Donald Trump is not a man known for his finely tuned diplomatic instincts. He insists that he has great relationships with most world leaders and that he possesses preternatural negotiating skills, but the former claim is repeatedly refuted by statements by the leaders themselves and the latter is demonstrably nothing more than reality television fabrication.
A new report from The Washington Post has emerged that shows just how ludicrous the dual Trump claims actually are. During a phone call in June with Japanese Prime Minister Shinzō Abe in which the two heads of state discussed trade and North Korea, Trump strangely brought up the World War II attacks on Pearl Harbor.

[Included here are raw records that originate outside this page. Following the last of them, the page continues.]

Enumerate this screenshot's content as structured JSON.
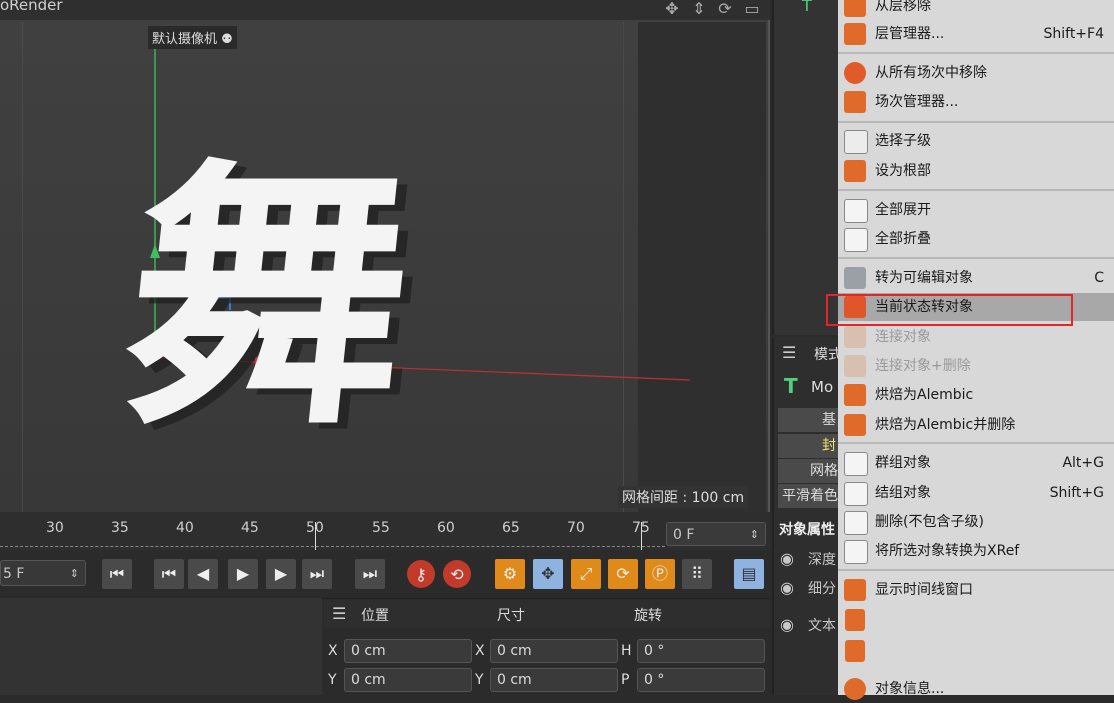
{
  "viewport": {
    "title_fragment": "oRender",
    "camera_label": "默认摄像机",
    "grid_spacing": "网格间距 : 100 cm",
    "text_object": "舞",
    "nav_icons": [
      "move-view-icon",
      "zoom-view-icon",
      "rotate-view-icon",
      "maximize-view-icon"
    ]
  },
  "timeline": {
    "ticks": [
      "30",
      "35",
      "40",
      "45",
      "50",
      "55",
      "60",
      "65",
      "70",
      "75"
    ],
    "end_frame": "0 F",
    "current_frame": "5 F"
  },
  "coordinates": {
    "headers": [
      "位置",
      "尺寸",
      "旋转"
    ],
    "rows": [
      {
        "a1": "X",
        "v1": "0 cm",
        "a2": "X",
        "v2": "0 cm",
        "a3": "H",
        "v3": "0 °"
      },
      {
        "a1": "Y",
        "v1": "0 cm",
        "a2": "Y",
        "v2": "0 cm",
        "a3": "P",
        "v3": "0 °"
      }
    ]
  },
  "attributes": {
    "mode_label": "模式",
    "object_name": "Mo",
    "tabs": [
      "基",
      "封",
      "网格",
      "平滑着色"
    ],
    "section_title": "对象属性",
    "radio_items": [
      "深度",
      "细分",
      "文本"
    ]
  },
  "menu": {
    "items": [
      {
        "label": "从层移除",
        "shortcut": "",
        "disabled": false
      },
      {
        "label": "层管理器...",
        "shortcut": "Shift+F4",
        "disabled": false
      },
      {
        "label": "从所有场次中移除",
        "shortcut": "",
        "disabled": false
      },
      {
        "label": "场次管理器...",
        "shortcut": "",
        "disabled": false
      },
      {
        "label": "选择子级",
        "shortcut": "",
        "disabled": false
      },
      {
        "label": "设为根部",
        "shortcut": "",
        "disabled": false
      },
      {
        "label": "全部展开",
        "shortcut": "",
        "disabled": false
      },
      {
        "label": "全部折叠",
        "shortcut": "",
        "disabled": false
      },
      {
        "label": "转为可编辑对象",
        "shortcut": "C",
        "disabled": false
      },
      {
        "label": "当前状态转对象",
        "shortcut": "",
        "disabled": false,
        "highlighted": true
      },
      {
        "label": "连接对象",
        "shortcut": "",
        "disabled": true
      },
      {
        "label": "连接对象+删除",
        "shortcut": "",
        "disabled": true
      },
      {
        "label": "烘焙为Alembic",
        "shortcut": "",
        "disabled": false
      },
      {
        "label": "烘焙为Alembic并删除",
        "shortcut": "",
        "disabled": false
      },
      {
        "label": "群组对象",
        "shortcut": "Alt+G",
        "disabled": false
      },
      {
        "label": "结组对象",
        "shortcut": "Shift+G",
        "disabled": false
      },
      {
        "label": "删除(不包含子级)",
        "shortcut": "",
        "disabled": false
      },
      {
        "label": "将所选对象转换为XRef",
        "shortcut": "",
        "disabled": false
      },
      {
        "label": "显示时间线窗口",
        "shortcut": "",
        "disabled": false
      },
      {
        "label": "对象信息...",
        "shortcut": "",
        "disabled": false
      }
    ]
  },
  "colors": {
    "accent_red": "#e0262a",
    "transport_red": "#c23a2a",
    "tool_orange": "#e08a1a",
    "menu_bg": "#d8d8d8",
    "text_green": "#4fd07a"
  }
}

“I remember Pearl Harbor,” the President of the United States said, even though he had not yet been born when the infamous surprise attack was carried out. He was born over four years later.
It also bears mentioning that the current Japanese government is not the same as the Empire of Japan which attacked the American naval base in Hawaii on December 7th, 1941. Trump’s comments make absolutely no sense in terms of contemporary geopolitics and underscore just how little he actually understands the world he has been tasked with running.
Trump then went on to complain about Japanese economic policies. He asked for a bilateral trade deal with Japan, an unlikely prospect given the fact that Trump himself torpedoed America’s involvement in the Trans-Pacific Partnership, a trade deal that would have strengthened economic ties with not only Japan but numerous Pacific Rim countries. The Post reports that the conversation left Abe “exasperated.”
The details of this conversation, like so many others between Trump and world leaders, are deeply embarrassing. Every time he opens his mouth the United States’ reputation slides a little further into the gutter. He has no idea what he’s talking about, and his childish attempts at diplomacy are wreaking damage that will take decades to undo.
The post A new report just revealed bizarre and rude topic Trump brought up with Japanese PM appeared first on Washington Press.